There is too much certainty in politics. How often do you hear that policy X will definitely do Y? In political debate you hear very strong opinions on most policies. This, of course, is what you should hear in a vigorous democracy. But there is often something missing in this debate – an admission that there are limits to our knowledge. This is understandable. If a party has to sell a policy the case needs to be made as strong as possible. Admitting that there may be some uncertainty is often too big a chink in the armour. Some recent research sheds light on the sorts of things that influence policy outcomes that have little to do with the policies implemented by governments. They’re useful examples of what can happen when policy makers aren’t looking, can’t see or are wilfully ignorant.
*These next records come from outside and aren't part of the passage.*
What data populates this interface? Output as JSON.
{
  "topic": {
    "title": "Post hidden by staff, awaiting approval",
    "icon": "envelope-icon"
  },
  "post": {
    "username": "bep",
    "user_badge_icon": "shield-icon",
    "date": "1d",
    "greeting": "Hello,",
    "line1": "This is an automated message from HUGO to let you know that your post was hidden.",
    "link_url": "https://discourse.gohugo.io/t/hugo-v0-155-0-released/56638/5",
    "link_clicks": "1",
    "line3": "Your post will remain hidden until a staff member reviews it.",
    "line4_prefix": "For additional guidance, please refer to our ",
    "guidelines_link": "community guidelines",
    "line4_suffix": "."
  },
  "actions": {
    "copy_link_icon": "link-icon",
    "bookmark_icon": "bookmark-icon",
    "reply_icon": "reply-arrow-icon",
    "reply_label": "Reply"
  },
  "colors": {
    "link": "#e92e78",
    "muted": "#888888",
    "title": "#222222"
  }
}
When Tony Blair talked about cutting crime and cutting the causes of crime did he ever mention the role lead poisoning could play in crime rates? Not that I can remember, or at least find on Google. Crime has been dropping throughout the Western world since the 1980s which suggests there may be a common cause given that most countries followed different policies. It has become fashionable since Freakonomics for the drop in crime to be attributed to legalisation of abortions. However, another, more plausible explanation is being out forward. Exposure to lead has been associated with violent behaviour in people. The main way the mass of people got exposed to lead in the postwar period was through petrol and paint. Lead started to be banned from petrol and paint across the world in the 1980s and appears to have been followed by a drop in crime. At the time this wasn’t put forward as a suggestion and was not predicted, so it would be unfair to blame politicians for not taking it into account. Nevertheless, if we had known there was going to be drop in crime how would the law and order policies of Tory and Labour governments been different?
Another interesting bit of research connects the stock market boom of 1982-99 to the demographic spike of the baby boomers. There have been many explanations for the bull market of that time. The usual explanation given is that degregulated markets, rising productivity and globalisation were the main drivers behind this, bringing double digit returns for stock market investors. The reality seems to be somewhat different. There was a huge demographic bulge of baby boomers reaching the height of their earning potential and investing lots of money in stocks and shares. This cohort was at the stage in life where they were investing in relatively risky, but high growth, stocks. Worryingly for us now it looks like we’re going reap the whirlwind over the coming decades as the baby boom generation’s investment decisions change to less risky bonds. According to Michael Gavin, managing director and economist at Barclay’s Capital, the 1980s and 1990s should be seen as an anomaly rather than the norm. Looking back, if this had put forward as the main cause of the stock market boom would the Labour government in 1997 have been as gung-ho about catering to the City’s every need and whim? Would the success of the City have been seen more as riding the crest of a fortuitous demographic wave rather than the result policy decisions in the favour of banks?
The problem is that this is all very difficult to predict. John Kay is right to point out that only fools claim to know the future. What later seems like an undeniable trend may only be predicted by some slightly potty sounding academics. The early advocates of human made global warming faced such criticism. There are also many competing ideas at any given time. There were a number of different factors at work in the two examples above, including government policy. In the end once a party decides on its policies the machine to defend them whirls into action and the hatches are closed. That’s how it has to work. A party announces a policy and releases a minion of ‘28 Days Later’-esque rabid zombies infected with a certainty virus. Nonetheless, every now and again it’s worth sitting back to take in a wider view and remembering that policies are built on the shifting sands of change.
We can’t always know where they will take us, but we still need to make a decision about where to go.
John Clarke blogs at johnmichaelclarke.wordpress.com